Task brief:
Where a record contains an image, leave the image out and print the rest exactly.

***** Records provided *****

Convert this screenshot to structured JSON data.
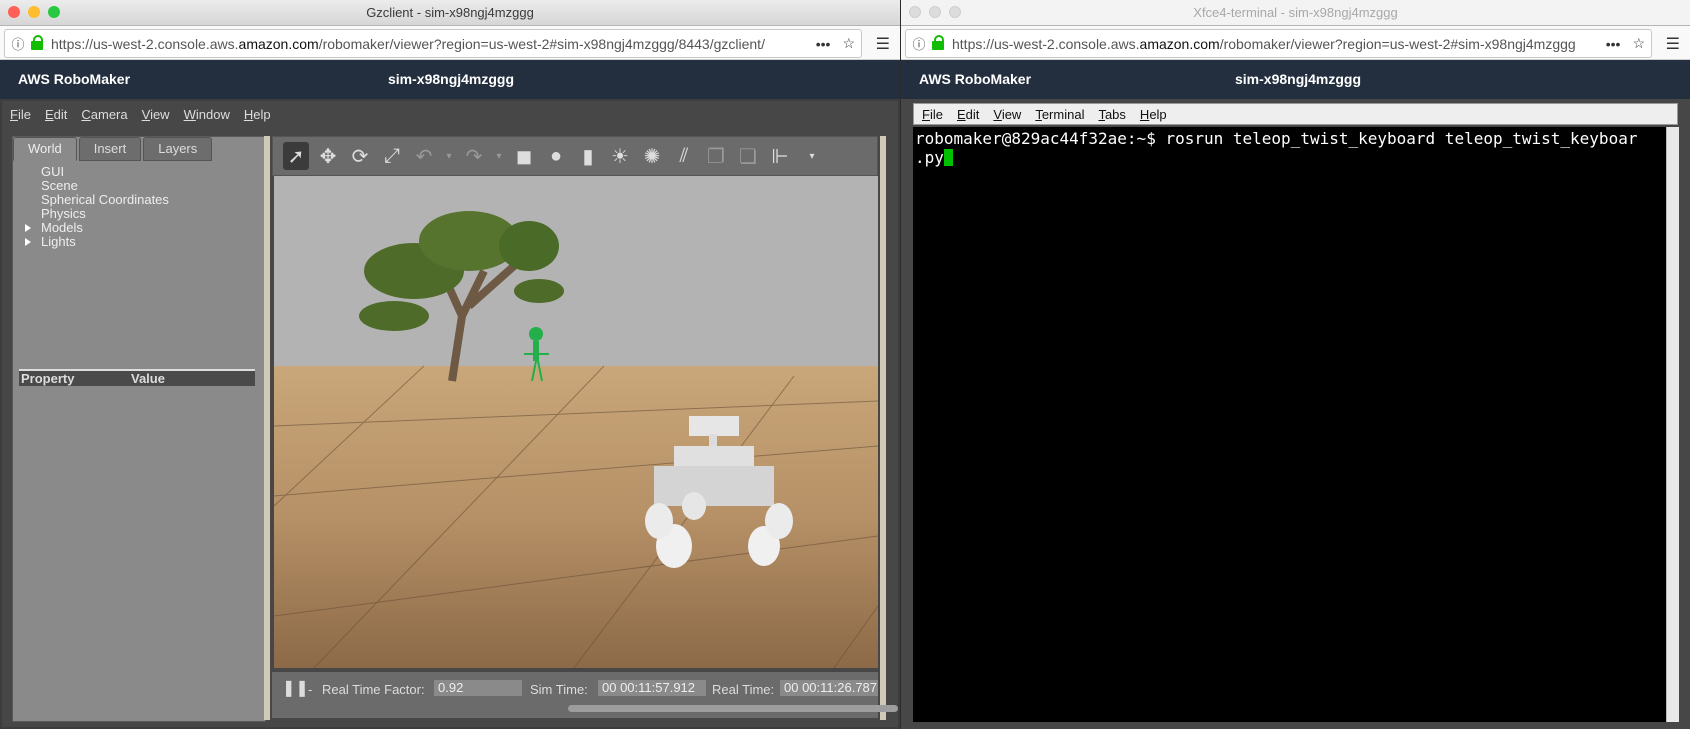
{
  "left_window": {
    "title": "Gzclient - sim-x98ngj4mzggg",
    "url_prefix": "https://us-west-2.console.aws.",
    "url_domain": "amazon.com",
    "url_path": "/robomaker/viewer?region=us-west-2#sim-x98ngj4mzggg/8443/gzclient/",
    "aws_brand": "AWS RoboMaker",
    "sim_id": "sim-x98ngj4mzggg",
    "menu": [
      "File",
      "Edit",
      "Camera",
      "View",
      "Window",
      "Help"
    ],
    "tabs": [
      "World",
      "Insert",
      "Layers"
    ],
    "tree": [
      "GUI",
      "Scene",
      "Spherical Coordinates",
      "Physics",
      "Models",
      "Lights"
    ],
    "prop_header": "Property",
    "value_header": "Value",
    "status": {
      "rtf_label": "Real Time Factor:",
      "rtf_value": "0.92",
      "sim_label": "Sim Time:",
      "sim_value": "00 00:11:57.912",
      "real_label": "Real Time:",
      "real_value": "00 00:11:26.787"
    }
  },
  "right_window": {
    "title": "Xfce4-terminal - sim-x98ngj4mzggg",
    "url_prefix": "https://us-west-2.console.aws.",
    "url_domain": "amazon.com",
    "url_path": "/robomaker/viewer?region=us-west-2#sim-x98ngj4mzggg",
    "aws_brand": "AWS RoboMaker",
    "sim_id": "sim-x98ngj4mzggg",
    "menu": [
      "File",
      "Edit",
      "View",
      "Terminal",
      "Tabs",
      "Help"
    ],
    "terminal_line1": "robomaker@829ac44f32ae:~$ rosrun teleop_twist_keyboard teleop_twist_keyboar",
    "terminal_line2": ".py"
  },
  "colors": {
    "aws_header": "#232f3e",
    "lock_green": "#12bc00",
    "cursor_green": "#00c000"
  }
}
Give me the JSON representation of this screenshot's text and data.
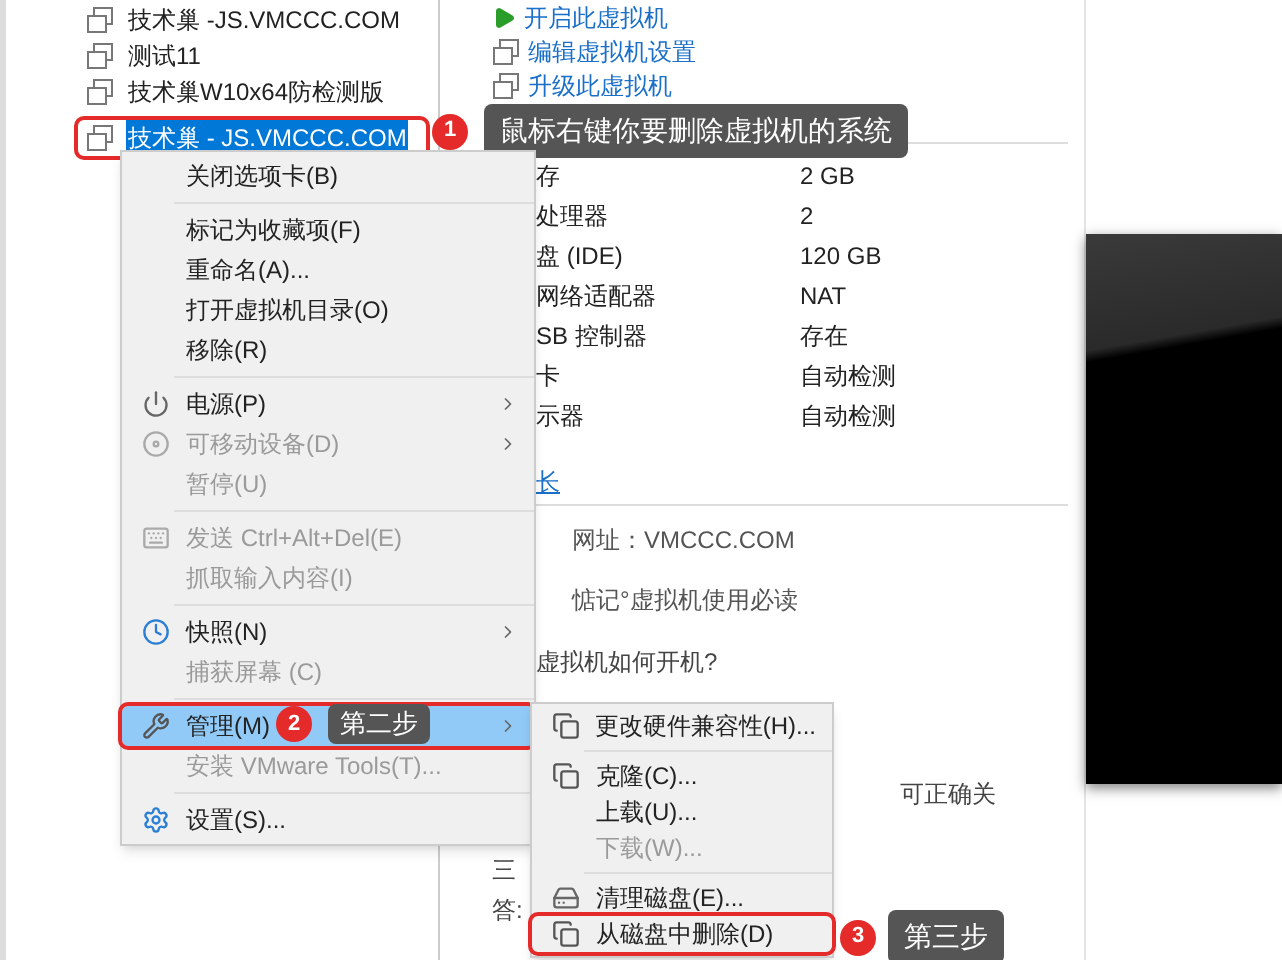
{
  "library": {
    "items": [
      {
        "label": "技术巢 -JS.VMCCC.COM",
        "selected": false,
        "annotated": false
      },
      {
        "label": "测试11",
        "selected": false,
        "annotated": false
      },
      {
        "label": "技术巢W10x64防检测版",
        "selected": false,
        "annotated": false
      },
      {
        "label": "技术巢 - JS.VMCCC.COM",
        "selected": true,
        "annotated": true
      }
    ]
  },
  "actions": [
    "开启此虚拟机",
    "编辑虚拟机设置",
    "升级此虚拟机"
  ],
  "devices": [
    {
      "name": "存",
      "value": "2 GB"
    },
    {
      "name": "处理器",
      "value": "2"
    },
    {
      "name": "盘 (IDE)",
      "value": "120 GB"
    },
    {
      "name": "网络适配器",
      "value": "NAT"
    },
    {
      "name": "SB 控制器",
      "value": "存在"
    },
    {
      "name": "卡",
      "value": "自动检测"
    },
    {
      "name": "示器",
      "value": "自动检测"
    }
  ],
  "description": {
    "link": "长",
    "lines": [
      "网址：VMCCC.COM",
      "惦记°虚拟机使用必读",
      "虚拟机如何开机?",
      "可正确关",
      "三",
      "答:"
    ]
  },
  "context_menu": [
    {
      "kind": "item",
      "label": "关闭选项卡(B)",
      "disabled": false,
      "submenu": false,
      "selected": false,
      "annotated": false
    },
    {
      "kind": "separator"
    },
    {
      "kind": "item",
      "label": "标记为收藏项(F)",
      "disabled": false,
      "submenu": false,
      "selected": false,
      "annotated": false
    },
    {
      "kind": "item",
      "label": "重命名(A)...",
      "disabled": false,
      "submenu": false,
      "selected": false,
      "annotated": false
    },
    {
      "kind": "item",
      "label": "打开虚拟机目录(O)",
      "disabled": false,
      "submenu": false,
      "selected": false,
      "annotated": false
    },
    {
      "kind": "item",
      "label": "移除(R)",
      "disabled": false,
      "submenu": false,
      "selected": false,
      "annotated": false
    },
    {
      "kind": "separator"
    },
    {
      "kind": "item",
      "label": "电源(P)",
      "disabled": false,
      "submenu": true,
      "selected": false,
      "annotated": false
    },
    {
      "kind": "item",
      "label": "可移动设备(D)",
      "disabled": true,
      "submenu": true,
      "selected": false,
      "annotated": false
    },
    {
      "kind": "item",
      "label": "暂停(U)",
      "disabled": true,
      "submenu": false,
      "selected": false,
      "annotated": false
    },
    {
      "kind": "separator"
    },
    {
      "kind": "item",
      "label": "发送 Ctrl+Alt+Del(E)",
      "disabled": true,
      "submenu": false,
      "selected": false,
      "annotated": false
    },
    {
      "kind": "item",
      "label": "抓取输入内容(I)",
      "disabled": true,
      "submenu": false,
      "selected": false,
      "annotated": false
    },
    {
      "kind": "separator"
    },
    {
      "kind": "item",
      "label": "快照(N)",
      "disabled": false,
      "submenu": true,
      "selected": false,
      "annotated": false
    },
    {
      "kind": "item",
      "label": "捕获屏幕 (C)",
      "disabled": true,
      "submenu": false,
      "selected": false,
      "annotated": false
    },
    {
      "kind": "separator"
    },
    {
      "kind": "item",
      "label": "管理(M)",
      "disabled": false,
      "submenu": true,
      "selected": true,
      "annotated": true
    },
    {
      "kind": "item",
      "label": "安装 VMware Tools(T)...",
      "disabled": true,
      "submenu": false,
      "selected": false,
      "annotated": false
    },
    {
      "kind": "separator"
    },
    {
      "kind": "item",
      "label": "设置(S)...",
      "disabled": false,
      "submenu": false,
      "selected": false,
      "annotated": false
    }
  ],
  "submenu": [
    {
      "kind": "item",
      "label": "更改硬件兼容性(H)...",
      "disabled": false,
      "annotated": false
    },
    {
      "kind": "separator"
    },
    {
      "kind": "item",
      "label": "克隆(C)...",
      "disabled": false,
      "annotated": false
    },
    {
      "kind": "item",
      "label": "上载(U)...",
      "disabled": false,
      "annotated": false
    },
    {
      "kind": "item",
      "label": "下载(W)...",
      "disabled": true,
      "annotated": false
    },
    {
      "kind": "separator"
    },
    {
      "kind": "item",
      "label": "清理磁盘(E)...",
      "disabled": false,
      "annotated": false
    },
    {
      "kind": "item",
      "label": "从磁盘中删除(D)",
      "disabled": false,
      "annotated": true
    }
  ],
  "callouts": [
    {
      "number": "1",
      "text": "鼠标右键你要删除虚拟机的系统"
    },
    {
      "number": "2",
      "text": "第二步"
    },
    {
      "number": "3",
      "text": "第三步"
    }
  ]
}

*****

Worked solution:
Convert this screenshot to structured JSON data.
{
  "left_window": {
    "title": "Gzclient - sim-x98ngj4mzggg",
    "url_prefix": "https://us-west-2.console.aws.",
    "url_domain": "amazon.com",
    "url_path": "/robomaker/viewer?region=us-west-2#sim-x98ngj4mzggg/8443/gzclient/",
    "aws_brand": "AWS RoboMaker",
    "sim_id": "sim-x98ngj4mzggg",
    "menu": [
      "File",
      "Edit",
      "Camera",
      "View",
      "Window",
      "Help"
    ],
    "tabs": [
      "World",
      "Insert",
      "Layers"
    ],
    "tree": [
      "GUI",
      "Scene",
      "Spherical Coordinates",
      "Physics",
      "Models",
      "Lights"
    ],
    "prop_header": "Property",
    "value_header": "Value",
    "status": {
      "rtf_label": "Real Time Factor:",
      "rtf_value": "0.92",
      "sim_label": "Sim Time:",
      "sim_value": "00 00:11:57.912",
      "real_label": "Real Time:",
      "real_value": "00 00:11:26.787"
    }
  },
  "right_window": {
    "title": "Xfce4-terminal - sim-x98ngj4mzggg",
    "url_prefix": "https://us-west-2.console.aws.",
    "url_domain": "amazon.com",
    "url_path": "/robomaker/viewer?region=us-west-2#sim-x98ngj4mzggg",
    "aws_brand": "AWS RoboMaker",
    "sim_id": "sim-x98ngj4mzggg",
    "menu": [
      "File",
      "Edit",
      "View",
      "Terminal",
      "Tabs",
      "Help"
    ],
    "terminal_line1": "robomaker@829ac44f32ae:~$ rosrun teleop_twist_keyboard teleop_twist_keyboar",
    "terminal_line2": ".py"
  },
  "colors": {
    "aws_header": "#232f3e",
    "lock_green": "#12bc00",
    "cursor_green": "#00c000"
  }
}
Give me the JSON representation of this screenshot's text and data.
{
  "library": {
    "items": [
      {
        "label": "技术巢 -JS.VMCCC.COM",
        "selected": false,
        "annotated": false
      },
      {
        "label": "测试11",
        "selected": false,
        "annotated": false
      },
      {
        "label": "技术巢W10x64防检测版",
        "selected": false,
        "annotated": false
      },
      {
        "label": "技术巢 - JS.VMCCC.COM",
        "selected": true,
        "annotated": true
      }
    ]
  },
  "actions": [
    "开启此虚拟机",
    "编辑虚拟机设置",
    "升级此虚拟机"
  ],
  "devices": [
    {
      "name": "存",
      "value": "2 GB"
    },
    {
      "name": "处理器",
      "value": "2"
    },
    {
      "name": "盘 (IDE)",
      "value": "120 GB"
    },
    {
      "name": "网络适配器",
      "value": "NAT"
    },
    {
      "name": "SB 控制器",
      "value": "存在"
    },
    {
      "name": "卡",
      "value": "自动检测"
    },
    {
      "name": "示器",
      "value": "自动检测"
    }
  ],
  "description": {
    "link": "长",
    "lines": [
      "网址：VMCCC.COM",
      "惦记°虚拟机使用必读",
      "虚拟机如何开机?",
      "可正确关",
      "三",
      "答:"
    ]
  },
  "context_menu": [
    {
      "kind": "item",
      "label": "关闭选项卡(B)",
      "disabled": false,
      "submenu": false,
      "selected": false,
      "annotated": false
    },
    {
      "kind": "separator"
    },
    {
      "kind": "item",
      "label": "标记为收藏项(F)",
      "disabled": false,
      "submenu": false,
      "selected": false,
      "annotated": false
    },
    {
      "kind": "item",
      "label": "重命名(A)...",
      "disabled": false,
      "submenu": false,
      "selected": false,
      "annotated": false
    },
    {
      "kind": "item",
      "label": "打开虚拟机目录(O)",
      "disabled": false,
      "submenu": false,
      "selected": false,
      "annotated": false
    },
    {
      "kind": "item",
      "label": "移除(R)",
      "disabled": false,
      "submenu": false,
      "selected": false,
      "annotated": false
    },
    {
      "kind": "separator"
    },
    {
      "kind": "item",
      "label": "电源(P)",
      "disabled": false,
      "submenu": true,
      "selected": false,
      "annotated": false
    },
    {
      "kind": "item",
      "label": "可移动设备(D)",
      "disabled": true,
      "submenu": true,
      "selected": false,
      "annotated": false
    },
    {
      "kind": "item",
      "label": "暂停(U)",
      "disabled": true,
      "submenu": false,
      "selected": false,
      "annotated": false
    },
    {
      "kind": "separator"
    },
    {
      "kind": "item",
      "label": "发送 Ctrl+Alt+Del(E)",
      "disabled": true,
      "submenu": false,
      "selected": false,
      "annotated": false
    },
    {
      "kind": "item",
      "label": "抓取输入内容(I)",
      "disabled": true,
      "submenu": false,
      "selected": false,
      "annotated": false
    },
    {
      "kind": "separator"
    },
    {
      "kind": "item",
      "label": "快照(N)",
      "disabled": false,
      "submenu": true,
      "selected": false,
      "annotated": false
    },
    {
      "kind": "item",
      "label": "捕获屏幕 (C)",
      "disabled": true,
      "submenu": false,
      "selected": false,
      "annotated": false
    },
    {
      "kind": "separator"
    },
    {
      "kind": "item",
      "label": "管理(M)",
      "disabled": false,
      "submenu": true,
      "selected": true,
      "annotated": true
    },
    {
      "kind": "item",
      "label": "安装 VMware Tools(T)...",
      "disabled": true,
      "submenu": false,
      "selected": false,
      "annotated": false
    },
    {
      "kind": "separator"
    },
    {
      "kind": "item",
      "label": "设置(S)...",
      "disabled": false,
      "submenu": false,
      "selected": false,
      "annotated": false
    }
  ],
  "submenu": [
    {
      "kind": "item",
      "label": "更改硬件兼容性(H)...",
      "disabled": false,
      "annotated": false
    },
    {
      "kind": "separator"
    },
    {
      "kind": "item",
      "label": "克隆(C)...",
      "disabled": false,
      "annotated": false
    },
    {
      "kind": "item",
      "label": "上载(U)...",
      "disabled": false,
      "annotated": false
    },
    {
      "kind": "item",
      "label": "下载(W)...",
      "disabled": true,
      "annotated": false
    },
    {
      "kind": "separator"
    },
    {
      "kind": "item",
      "label": "清理磁盘(E)...",
      "disabled": false,
      "annotated": false
    },
    {
      "kind": "item",
      "label": "从磁盘中删除(D)",
      "disabled": false,
      "annotated": true
    }
  ],
  "callouts": [
    {
      "number": "1",
      "text": "鼠标右键你要删除虚拟机的系统"
    },
    {
      "number": "2",
      "text": "第二步"
    },
    {
      "number": "3",
      "text": "第三步"
    }
  ]
}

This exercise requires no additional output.